Chapter 9: Sherman's Indiscretion. his Negotiations with Johnston disapproved. Grant sent to assume direction of Sherman's movements. his influence with Sherman, and his friendship for him. the most suSherman, and his friendship for him. the most successful General of the age. his military genius recognized at home and abroad. thanks and honors. a new grae fugitive rebel government, attempted to gain from Sherman what Lee had failed to obtain from Grant,--a negotie settlement of civil as well as military matters. Sherman, less prudent than Grant, and anxious to secure peaessed rebellion, and it was at once repudiated, and Sherman was ordered to resume hostilities. The disapprovald curt, and General Grant was ordered to proceed to Sherman's headquarters and direct operations against the enemy. Sherman, nervous and excitable, was indignant at the manner in which his well-disposed but mistaken measuy towards his subordinates, by carefully keeping in Sherman's hands the fruits of his brilliant operations, and
ate had taken up the subject of Mr. Stanton's suspension, after some conversation with Lieutenant General Sherman and some members of my staff, in which I stated that the law left me no discretion as save all embarrassment — a proposition that I sincerely hoped he would entertain favorably; General Sherman seeing the President at my particular request to urge this, on the 13th instant. On Tues the country, and not the office, the latter desired. On the 15th ultimo, in presence of General Sherman, I stated to you that I thought Mr. Stanton would resign, but did not say that I would advise him to do so. On the 18th I did agree with General Sherman to go and advise him to that course, and on the 19th I had an interview alone with Mr. Stanton, which led me to the conclusion that any advice to him of the kind would be useless, and I so informed General Sherman. Before I consented to advise Mr. Stanton to resign, I understood from him, in a conversation on the subject immediatel

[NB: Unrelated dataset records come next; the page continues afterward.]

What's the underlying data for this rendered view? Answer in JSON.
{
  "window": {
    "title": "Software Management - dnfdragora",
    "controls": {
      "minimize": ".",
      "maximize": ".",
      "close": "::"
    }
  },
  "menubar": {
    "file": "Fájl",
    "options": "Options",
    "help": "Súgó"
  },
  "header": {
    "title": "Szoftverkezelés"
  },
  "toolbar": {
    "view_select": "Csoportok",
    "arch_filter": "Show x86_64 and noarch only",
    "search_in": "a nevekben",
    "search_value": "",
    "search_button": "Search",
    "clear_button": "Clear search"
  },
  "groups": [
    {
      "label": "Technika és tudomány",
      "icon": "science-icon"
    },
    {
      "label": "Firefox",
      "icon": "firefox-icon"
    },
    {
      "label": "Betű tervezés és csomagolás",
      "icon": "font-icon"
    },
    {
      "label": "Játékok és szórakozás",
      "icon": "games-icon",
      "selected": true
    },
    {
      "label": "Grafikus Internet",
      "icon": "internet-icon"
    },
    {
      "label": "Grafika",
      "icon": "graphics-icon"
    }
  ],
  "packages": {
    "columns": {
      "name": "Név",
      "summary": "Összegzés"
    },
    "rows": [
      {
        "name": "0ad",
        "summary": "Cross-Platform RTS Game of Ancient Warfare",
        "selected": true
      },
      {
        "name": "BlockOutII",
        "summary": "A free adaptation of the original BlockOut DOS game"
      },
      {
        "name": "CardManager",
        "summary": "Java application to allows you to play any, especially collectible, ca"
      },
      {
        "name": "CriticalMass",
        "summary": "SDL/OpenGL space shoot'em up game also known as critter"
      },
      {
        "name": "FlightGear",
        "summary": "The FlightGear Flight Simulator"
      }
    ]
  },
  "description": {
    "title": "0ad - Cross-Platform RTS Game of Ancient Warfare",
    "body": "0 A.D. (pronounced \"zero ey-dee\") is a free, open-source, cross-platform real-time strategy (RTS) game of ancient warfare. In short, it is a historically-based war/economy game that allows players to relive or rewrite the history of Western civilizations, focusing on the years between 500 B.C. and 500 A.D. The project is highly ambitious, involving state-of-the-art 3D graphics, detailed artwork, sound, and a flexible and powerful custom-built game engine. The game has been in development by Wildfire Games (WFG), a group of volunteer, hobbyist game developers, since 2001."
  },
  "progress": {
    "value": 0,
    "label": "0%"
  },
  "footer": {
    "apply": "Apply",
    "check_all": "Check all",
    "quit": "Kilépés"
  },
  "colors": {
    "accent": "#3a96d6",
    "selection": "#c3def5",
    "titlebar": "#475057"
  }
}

alled them from obscurity, and gave them the opportunity of distinguishing themselves. It was his discernment which selected each to take that command, and to perform those deeds, for which he was best adapted. His most brilliant subordinates, Sherman and Sheridan, were especially thus indebted to him. Sherman was looked upon as little better than a lunatic till Grant gave direction to his abilities, and Sheridan achieved no distinction till Grant, seeing his true capacity, made him his cavalSherman was looked upon as little better than a lunatic till Grant gave direction to his abilities, and Sheridan achieved no distinction till Grant, seeing his true capacity, made him his cavalry commander, and sent him to the Shenandoah to defeat Early, and to Five Forks to break through Lee's lines. Thomas, McPherson, and others, were in like manner indebted to Grant for promotion and opportunities; and each of them was trusted and assigned to difficult duties, because of his intuitive knowledge of their ability and fitness for the work demanded of them. So, also, his staff has always been composed of men admirably qualified for their respective duties, and who performed them wit